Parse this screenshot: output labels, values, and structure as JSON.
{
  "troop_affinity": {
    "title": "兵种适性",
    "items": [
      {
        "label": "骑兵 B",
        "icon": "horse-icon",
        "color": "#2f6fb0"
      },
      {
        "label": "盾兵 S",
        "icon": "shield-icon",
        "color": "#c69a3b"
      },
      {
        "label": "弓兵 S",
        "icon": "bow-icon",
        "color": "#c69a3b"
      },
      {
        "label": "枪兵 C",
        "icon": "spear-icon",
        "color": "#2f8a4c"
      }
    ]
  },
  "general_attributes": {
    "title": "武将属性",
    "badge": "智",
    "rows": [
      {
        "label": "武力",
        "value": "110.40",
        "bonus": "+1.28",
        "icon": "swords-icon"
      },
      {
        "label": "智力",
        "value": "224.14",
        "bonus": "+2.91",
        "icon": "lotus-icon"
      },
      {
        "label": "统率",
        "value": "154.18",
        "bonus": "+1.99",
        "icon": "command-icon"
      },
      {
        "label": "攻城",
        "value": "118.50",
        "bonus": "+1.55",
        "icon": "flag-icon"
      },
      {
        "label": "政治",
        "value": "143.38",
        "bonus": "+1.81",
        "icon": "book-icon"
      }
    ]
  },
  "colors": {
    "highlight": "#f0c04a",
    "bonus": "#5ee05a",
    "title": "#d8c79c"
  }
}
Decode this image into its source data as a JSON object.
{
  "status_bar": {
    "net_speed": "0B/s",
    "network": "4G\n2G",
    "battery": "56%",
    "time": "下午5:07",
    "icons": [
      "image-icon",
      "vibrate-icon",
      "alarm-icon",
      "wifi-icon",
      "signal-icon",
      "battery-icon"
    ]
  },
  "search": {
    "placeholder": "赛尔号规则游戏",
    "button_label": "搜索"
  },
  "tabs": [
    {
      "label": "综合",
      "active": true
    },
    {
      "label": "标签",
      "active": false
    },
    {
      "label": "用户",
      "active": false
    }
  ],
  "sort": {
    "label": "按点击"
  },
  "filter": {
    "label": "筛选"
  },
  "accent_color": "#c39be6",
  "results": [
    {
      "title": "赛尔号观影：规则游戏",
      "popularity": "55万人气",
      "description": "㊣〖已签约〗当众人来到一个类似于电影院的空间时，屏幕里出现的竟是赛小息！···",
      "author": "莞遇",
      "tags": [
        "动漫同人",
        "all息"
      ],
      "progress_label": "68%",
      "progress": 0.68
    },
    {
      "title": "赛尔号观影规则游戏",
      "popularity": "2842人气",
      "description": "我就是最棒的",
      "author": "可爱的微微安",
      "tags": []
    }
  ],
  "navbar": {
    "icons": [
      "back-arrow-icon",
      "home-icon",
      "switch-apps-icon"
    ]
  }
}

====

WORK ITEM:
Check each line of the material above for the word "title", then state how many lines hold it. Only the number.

FINISHED EXERCISE:
5